* The problem
Every line of the entries below that mentions "localhost" is to be copied out.

* Records for the exercise
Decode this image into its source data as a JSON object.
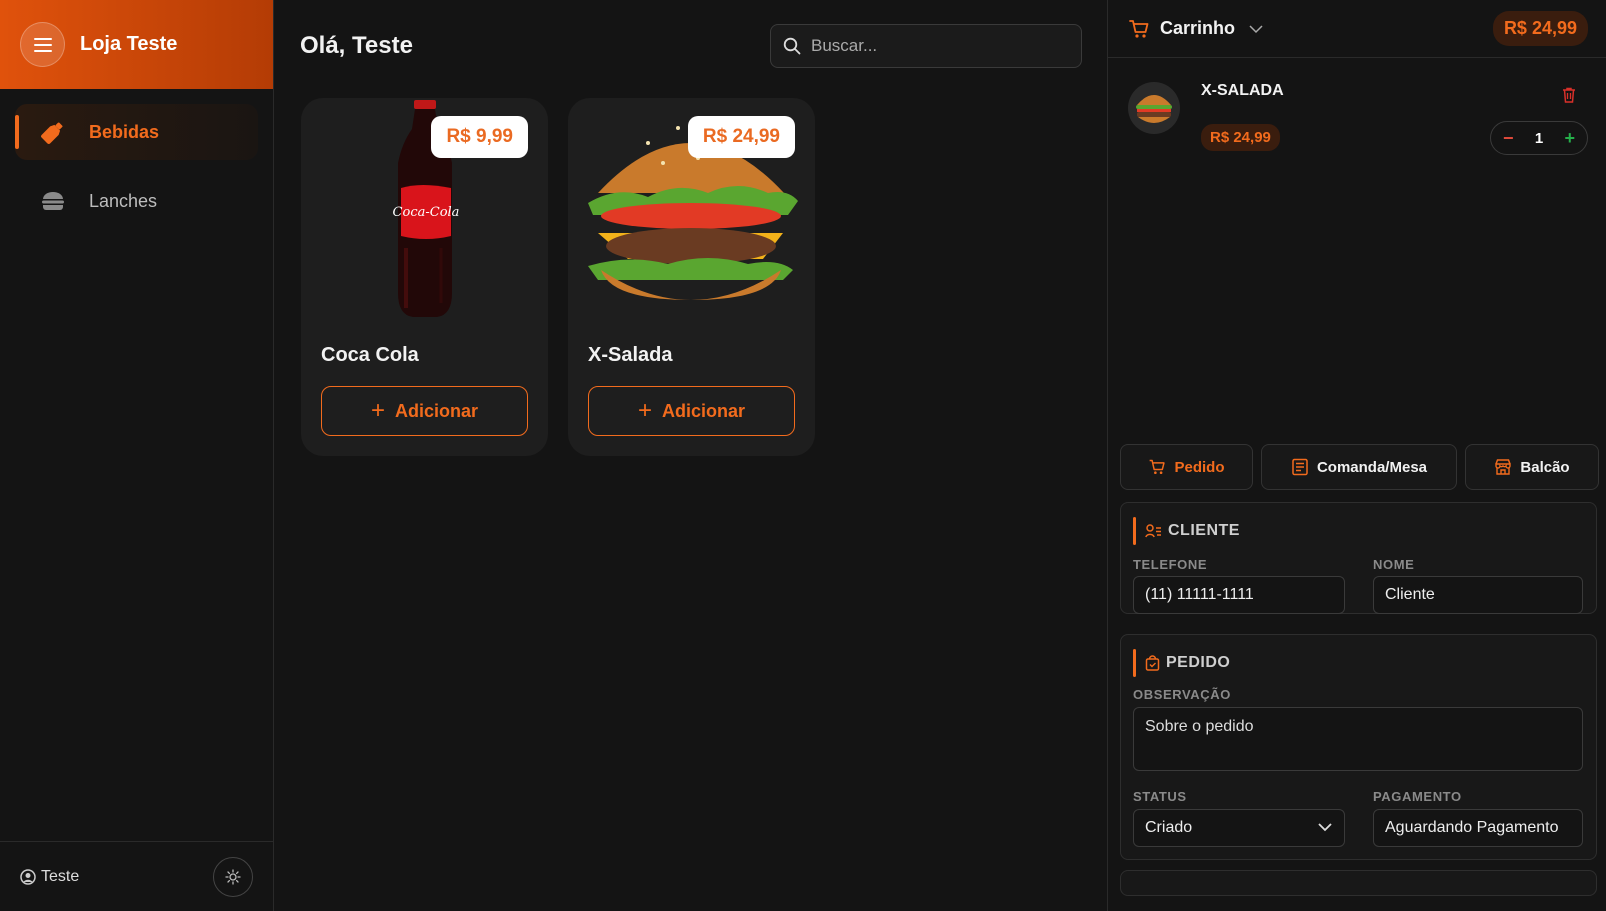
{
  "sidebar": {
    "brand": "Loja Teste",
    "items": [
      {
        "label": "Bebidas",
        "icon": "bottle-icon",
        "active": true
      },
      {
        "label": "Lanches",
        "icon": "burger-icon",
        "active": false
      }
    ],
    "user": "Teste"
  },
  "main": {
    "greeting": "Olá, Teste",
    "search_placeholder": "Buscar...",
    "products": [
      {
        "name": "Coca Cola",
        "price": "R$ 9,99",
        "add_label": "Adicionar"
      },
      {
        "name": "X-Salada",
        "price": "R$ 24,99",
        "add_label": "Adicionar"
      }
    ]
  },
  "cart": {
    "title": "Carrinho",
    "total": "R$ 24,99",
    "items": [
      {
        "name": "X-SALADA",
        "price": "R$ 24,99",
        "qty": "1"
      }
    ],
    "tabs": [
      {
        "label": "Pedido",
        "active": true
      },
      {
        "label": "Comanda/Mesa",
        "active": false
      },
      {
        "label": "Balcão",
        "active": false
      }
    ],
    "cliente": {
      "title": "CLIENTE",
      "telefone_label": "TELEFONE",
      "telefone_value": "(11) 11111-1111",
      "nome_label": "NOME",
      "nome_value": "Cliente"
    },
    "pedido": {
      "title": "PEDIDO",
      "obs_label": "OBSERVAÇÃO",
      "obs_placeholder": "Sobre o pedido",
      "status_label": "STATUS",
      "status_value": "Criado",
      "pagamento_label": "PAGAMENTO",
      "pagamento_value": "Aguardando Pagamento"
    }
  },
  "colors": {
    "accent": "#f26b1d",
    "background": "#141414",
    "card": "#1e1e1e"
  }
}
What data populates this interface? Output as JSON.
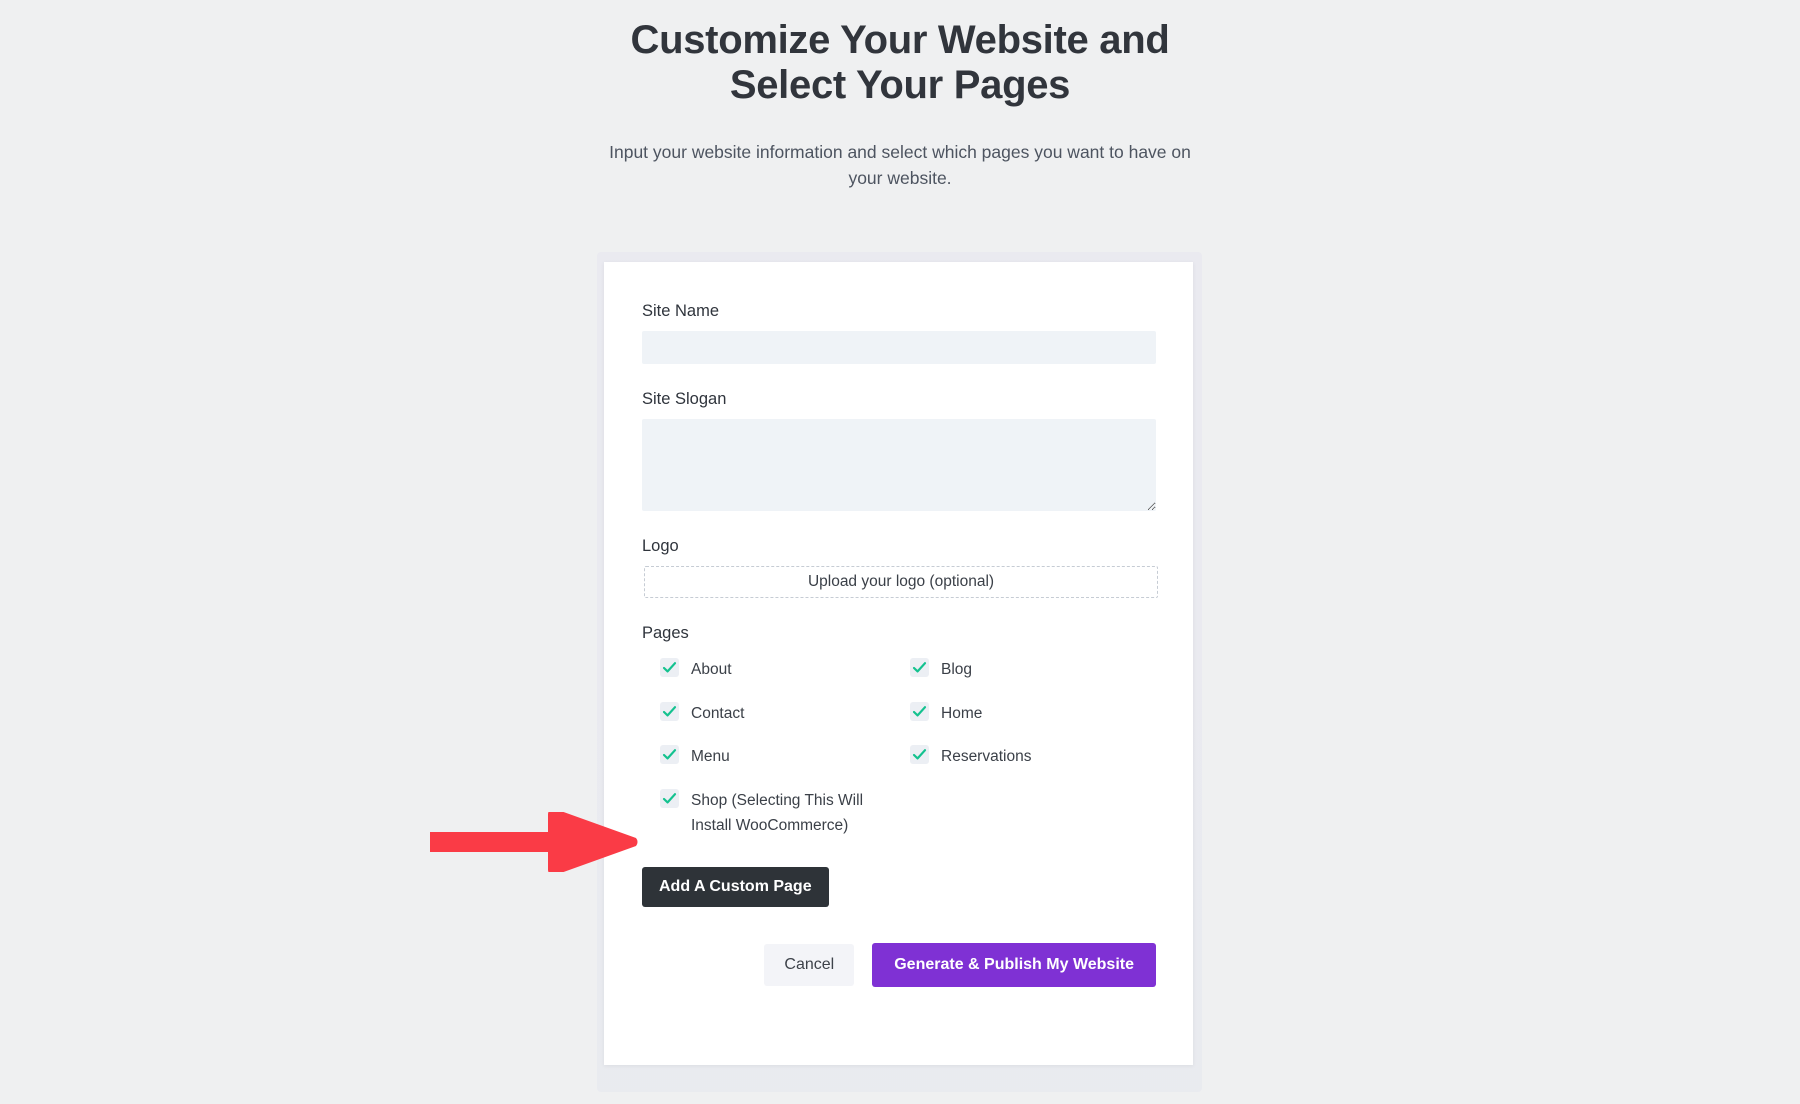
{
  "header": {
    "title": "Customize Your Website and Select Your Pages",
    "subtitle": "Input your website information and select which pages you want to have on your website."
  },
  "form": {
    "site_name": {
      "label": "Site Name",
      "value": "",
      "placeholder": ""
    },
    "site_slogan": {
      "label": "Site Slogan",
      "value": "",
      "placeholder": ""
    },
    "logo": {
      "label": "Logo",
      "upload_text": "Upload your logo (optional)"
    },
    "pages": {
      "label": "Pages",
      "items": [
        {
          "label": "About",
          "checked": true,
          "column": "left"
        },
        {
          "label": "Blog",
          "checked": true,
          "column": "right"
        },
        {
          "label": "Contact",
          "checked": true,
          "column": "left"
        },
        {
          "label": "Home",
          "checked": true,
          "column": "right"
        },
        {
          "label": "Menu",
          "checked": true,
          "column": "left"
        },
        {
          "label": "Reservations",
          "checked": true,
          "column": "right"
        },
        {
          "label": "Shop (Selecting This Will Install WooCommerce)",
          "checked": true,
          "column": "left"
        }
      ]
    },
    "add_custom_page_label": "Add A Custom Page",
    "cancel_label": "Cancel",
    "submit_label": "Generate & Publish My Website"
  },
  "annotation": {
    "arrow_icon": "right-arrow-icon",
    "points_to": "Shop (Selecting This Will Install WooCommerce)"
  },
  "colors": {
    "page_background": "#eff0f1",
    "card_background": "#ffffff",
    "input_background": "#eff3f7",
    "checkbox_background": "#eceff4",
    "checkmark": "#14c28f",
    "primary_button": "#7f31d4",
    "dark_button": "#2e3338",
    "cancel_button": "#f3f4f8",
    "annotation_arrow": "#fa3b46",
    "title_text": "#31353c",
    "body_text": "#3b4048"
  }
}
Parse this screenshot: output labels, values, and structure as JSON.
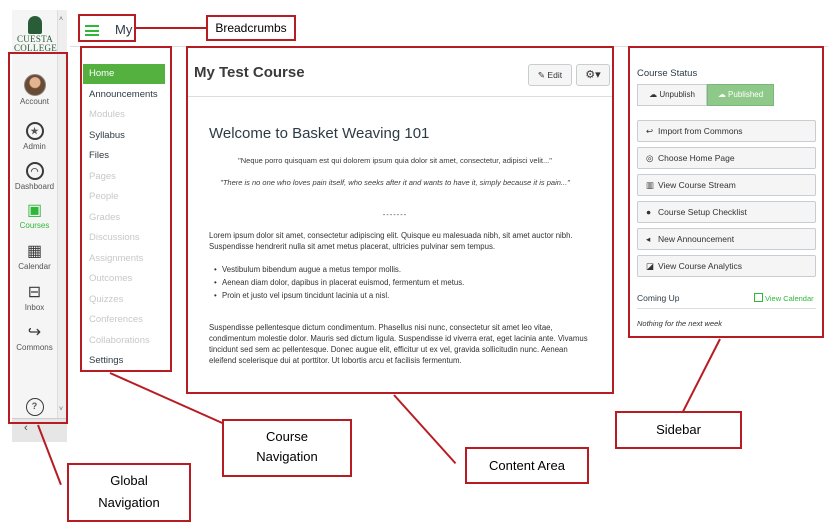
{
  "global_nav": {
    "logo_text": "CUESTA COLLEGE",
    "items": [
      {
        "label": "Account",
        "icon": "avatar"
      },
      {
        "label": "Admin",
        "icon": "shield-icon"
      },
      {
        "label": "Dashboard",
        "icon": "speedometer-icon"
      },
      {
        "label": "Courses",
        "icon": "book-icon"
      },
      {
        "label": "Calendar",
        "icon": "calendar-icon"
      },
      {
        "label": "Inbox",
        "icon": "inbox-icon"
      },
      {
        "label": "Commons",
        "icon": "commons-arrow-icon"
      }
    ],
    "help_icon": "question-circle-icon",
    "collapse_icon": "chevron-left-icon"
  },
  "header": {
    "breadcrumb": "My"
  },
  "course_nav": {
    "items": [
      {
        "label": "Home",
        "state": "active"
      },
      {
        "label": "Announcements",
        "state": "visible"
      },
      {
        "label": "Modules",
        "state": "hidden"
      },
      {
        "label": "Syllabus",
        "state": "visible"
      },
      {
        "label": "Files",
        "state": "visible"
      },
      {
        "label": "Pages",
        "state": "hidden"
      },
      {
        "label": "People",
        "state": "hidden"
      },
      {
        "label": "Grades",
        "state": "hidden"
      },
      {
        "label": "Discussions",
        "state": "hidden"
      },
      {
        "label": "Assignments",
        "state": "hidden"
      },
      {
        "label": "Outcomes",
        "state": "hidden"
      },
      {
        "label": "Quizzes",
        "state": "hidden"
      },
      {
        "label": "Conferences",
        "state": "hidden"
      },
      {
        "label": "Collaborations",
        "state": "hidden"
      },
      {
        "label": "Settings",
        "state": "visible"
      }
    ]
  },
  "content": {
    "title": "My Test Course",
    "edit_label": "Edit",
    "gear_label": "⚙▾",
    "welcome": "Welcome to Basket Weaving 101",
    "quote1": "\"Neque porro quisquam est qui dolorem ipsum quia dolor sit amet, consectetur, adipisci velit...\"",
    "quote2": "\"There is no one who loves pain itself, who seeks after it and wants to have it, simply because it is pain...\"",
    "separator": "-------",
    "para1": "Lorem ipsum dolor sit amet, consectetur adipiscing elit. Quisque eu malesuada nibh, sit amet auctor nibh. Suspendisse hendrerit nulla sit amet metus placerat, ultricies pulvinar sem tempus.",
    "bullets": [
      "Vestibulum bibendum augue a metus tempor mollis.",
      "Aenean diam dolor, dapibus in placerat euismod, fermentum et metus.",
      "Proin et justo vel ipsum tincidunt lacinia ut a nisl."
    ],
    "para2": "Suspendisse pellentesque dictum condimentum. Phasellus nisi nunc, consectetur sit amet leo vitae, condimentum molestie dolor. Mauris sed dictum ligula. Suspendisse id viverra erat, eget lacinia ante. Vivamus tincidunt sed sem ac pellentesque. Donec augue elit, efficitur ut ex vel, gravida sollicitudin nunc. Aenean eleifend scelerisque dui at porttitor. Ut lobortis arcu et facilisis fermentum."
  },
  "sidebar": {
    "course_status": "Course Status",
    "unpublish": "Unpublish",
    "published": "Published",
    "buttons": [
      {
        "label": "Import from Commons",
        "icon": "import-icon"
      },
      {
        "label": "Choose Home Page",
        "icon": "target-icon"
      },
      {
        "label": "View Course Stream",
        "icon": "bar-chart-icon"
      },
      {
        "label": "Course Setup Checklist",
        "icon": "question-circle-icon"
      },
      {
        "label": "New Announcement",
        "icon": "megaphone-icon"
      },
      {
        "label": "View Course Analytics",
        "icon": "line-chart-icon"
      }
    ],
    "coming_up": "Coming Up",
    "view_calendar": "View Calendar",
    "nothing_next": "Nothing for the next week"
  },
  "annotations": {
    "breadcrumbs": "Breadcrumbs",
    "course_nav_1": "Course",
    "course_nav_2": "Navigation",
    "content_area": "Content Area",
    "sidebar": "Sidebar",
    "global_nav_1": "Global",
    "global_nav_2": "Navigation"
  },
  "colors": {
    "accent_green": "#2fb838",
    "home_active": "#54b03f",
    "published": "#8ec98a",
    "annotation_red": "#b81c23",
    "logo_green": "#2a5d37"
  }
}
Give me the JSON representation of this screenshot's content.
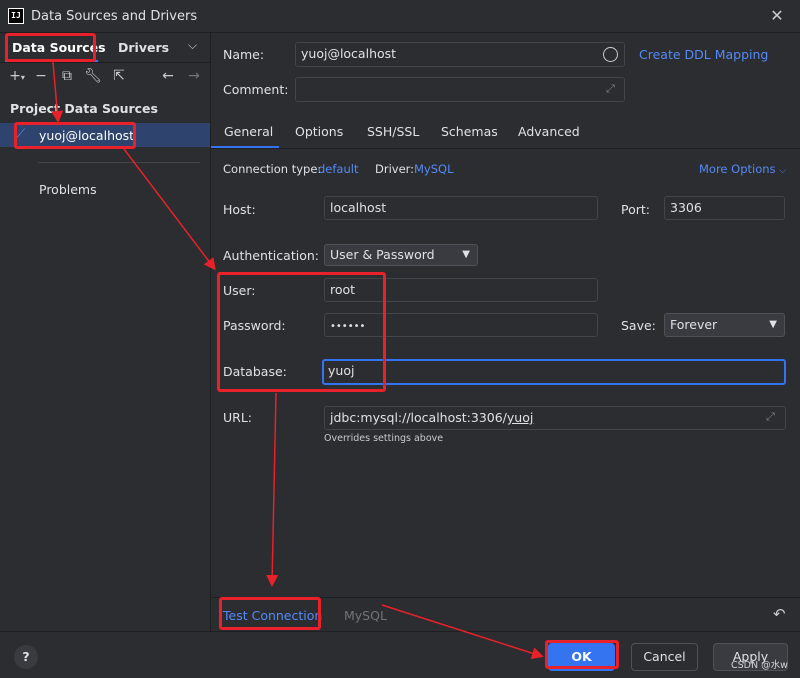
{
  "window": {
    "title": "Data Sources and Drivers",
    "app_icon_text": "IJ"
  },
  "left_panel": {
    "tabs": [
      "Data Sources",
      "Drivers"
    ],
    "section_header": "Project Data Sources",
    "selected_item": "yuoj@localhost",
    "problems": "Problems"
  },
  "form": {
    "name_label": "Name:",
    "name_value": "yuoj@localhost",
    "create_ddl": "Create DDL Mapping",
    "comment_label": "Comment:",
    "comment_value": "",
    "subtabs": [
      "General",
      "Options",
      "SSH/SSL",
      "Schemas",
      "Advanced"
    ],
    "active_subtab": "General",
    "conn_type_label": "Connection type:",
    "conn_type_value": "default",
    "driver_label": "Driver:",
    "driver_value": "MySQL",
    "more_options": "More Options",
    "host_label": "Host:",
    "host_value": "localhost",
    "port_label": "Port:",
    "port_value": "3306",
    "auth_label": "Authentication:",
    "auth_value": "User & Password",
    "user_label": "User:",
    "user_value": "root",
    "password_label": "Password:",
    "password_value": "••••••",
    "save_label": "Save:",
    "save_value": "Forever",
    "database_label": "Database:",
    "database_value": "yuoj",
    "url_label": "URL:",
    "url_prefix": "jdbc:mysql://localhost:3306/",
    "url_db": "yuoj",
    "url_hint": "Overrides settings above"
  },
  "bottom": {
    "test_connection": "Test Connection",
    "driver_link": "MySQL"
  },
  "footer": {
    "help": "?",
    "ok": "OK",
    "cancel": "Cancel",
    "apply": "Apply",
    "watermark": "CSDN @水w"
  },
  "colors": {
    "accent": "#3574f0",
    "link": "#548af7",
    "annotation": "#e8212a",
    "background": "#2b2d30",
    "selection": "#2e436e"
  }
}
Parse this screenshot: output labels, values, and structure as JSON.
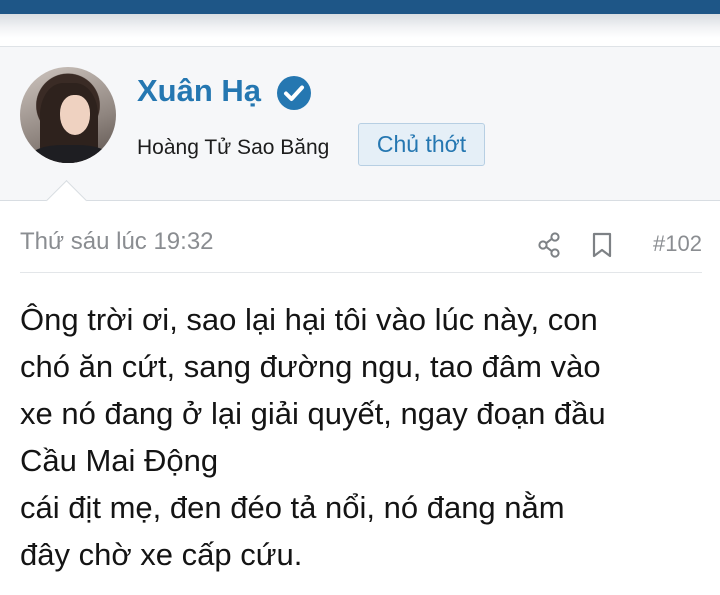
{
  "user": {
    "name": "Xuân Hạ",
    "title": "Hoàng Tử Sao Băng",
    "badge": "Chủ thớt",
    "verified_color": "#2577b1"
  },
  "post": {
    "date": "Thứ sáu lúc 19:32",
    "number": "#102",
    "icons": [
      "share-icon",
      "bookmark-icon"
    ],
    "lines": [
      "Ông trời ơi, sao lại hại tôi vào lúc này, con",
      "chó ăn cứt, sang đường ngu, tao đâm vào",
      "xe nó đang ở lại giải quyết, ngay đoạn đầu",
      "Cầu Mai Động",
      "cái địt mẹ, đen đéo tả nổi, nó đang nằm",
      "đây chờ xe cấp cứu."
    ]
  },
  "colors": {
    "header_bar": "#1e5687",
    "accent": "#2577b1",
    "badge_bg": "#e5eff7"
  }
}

* Answer for this exercise
    "selected_item": "yuoj@localhost",
    "name_value": "yuoj@localhost",
    "host_value": "localhost",
    "url_prefix": "jdbc:mysql://localhost:3306/",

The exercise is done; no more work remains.